Isaac Tin Wei Lin

Gallery Affiliations: Fleisher Ollman Gallery

Region: Northeast

I make paintings, drawings, sculptures and installations. My work centers on the relationships between spirituality and the internal self.

I am interested in camouflage and its uses in nature and design. Animal patterning is used to conceal and confuse, hide and protect but also warn and attract. In World War I, US and British battleships were entirely painted in geometric designs (Razzle Dazzle) to thwart and protect from attacks by German U-boats. I find attraction and repulsion an interesting expression of human relationships.

In my current large format work I paint lines, which have the quality of calligraphy, and layer them in a variety of sizes and colors. This creates a density of line and color, which appear both full and empty. The process is meditative, reactionary and cyclical. The concentration of layered lines alludes to the possibility of infinity. The paintings represent a psychological barrier, a sort of defense mechanism formed by the ego. In painting abstractly, I am interested in creating visual barriers that block access to any direct personal information. Simultaneously, I use cartoon like imagery because it is both figuration and abstraction. Animal forms like dogs and cats represent the double nature in the human psyche. The familiar is rendered strange through narrative. Cartoon forms point to a suspended state of adolescence, a time in life when an individual's identity is in flux and in need of definition.

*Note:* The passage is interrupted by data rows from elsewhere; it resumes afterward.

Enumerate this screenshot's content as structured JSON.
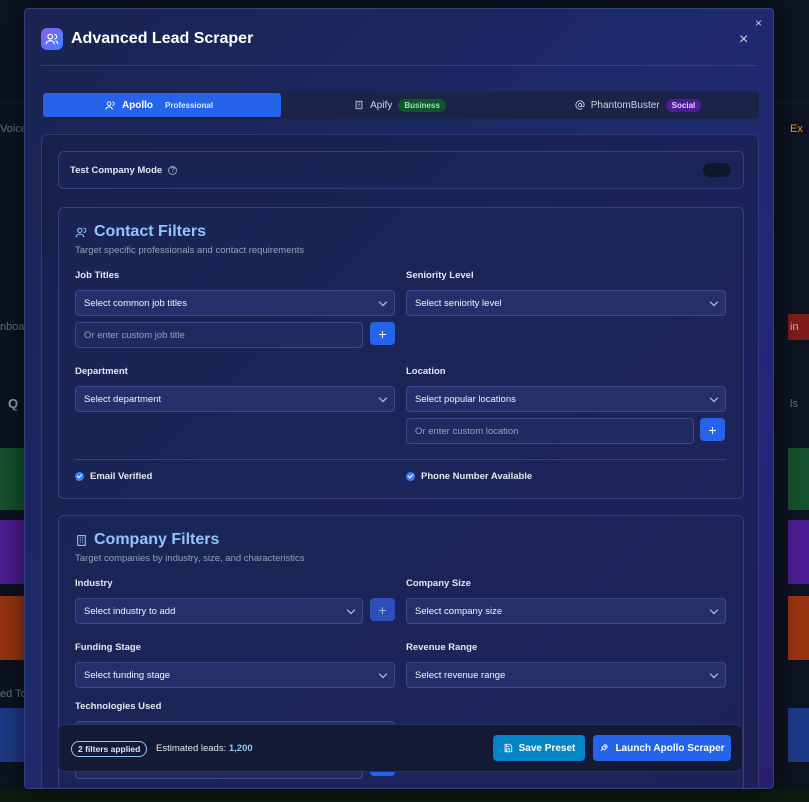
{
  "background": {
    "left_snippets": [
      "Voice",
      "nboa",
      "Q",
      "ed To"
    ],
    "right_snippets": [
      "Ex",
      "in",
      "ls"
    ]
  },
  "modal": {
    "title": "Advanced Lead Scraper",
    "close_symbol": "×"
  },
  "tabs": [
    {
      "label": "Apollo",
      "badge": "Professional",
      "icon": "users-icon",
      "active": true
    },
    {
      "label": "Apify",
      "badge": "Business",
      "icon": "building-icon",
      "active": false
    },
    {
      "label": "PhantomBuster",
      "badge": "Social",
      "icon": "at-icon",
      "active": false
    }
  ],
  "test_mode": {
    "label": "Test Company Mode",
    "help": "?"
  },
  "contact_filters": {
    "title": "Contact Filters",
    "subtitle": "Target specific professionals and contact requirements",
    "job_titles_label": "Job Titles",
    "job_titles_select": "Select common job titles",
    "job_titles_custom_placeholder": "Or enter custom job title",
    "seniority_label": "Seniority Level",
    "seniority_select": "Select seniority level",
    "department_label": "Department",
    "department_select": "Select department",
    "location_label": "Location",
    "location_select": "Select popular locations",
    "location_custom_placeholder": "Or enter custom location",
    "email_verified": "Email Verified",
    "phone_available": "Phone Number Available"
  },
  "company_filters": {
    "title": "Company Filters",
    "subtitle": "Target companies by industry, size, and characteristics",
    "industry_label": "Industry",
    "industry_select": "Select industry to add",
    "company_size_label": "Company Size",
    "company_size_select": "Select company size",
    "funding_label": "Funding Stage",
    "funding_select": "Select funding stage",
    "revenue_label": "Revenue Range",
    "revenue_select": "Select revenue range",
    "tech_label": "Technologies Used"
  },
  "footer": {
    "filters_applied": "2 filters applied",
    "estimated_label": "Estimated leads:",
    "estimated_value": "1,200",
    "save_label": "Save Preset",
    "launch_label": "Launch Apollo Scraper"
  },
  "plus_symbol": "+"
}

I find it humorous to imagine Nothingness behind a great effort to conceal. Often the wall becomes the symbol of emptiness. Breaking down barriers exposes the individual to a collective community, which constantly contends with blockades to intimacy.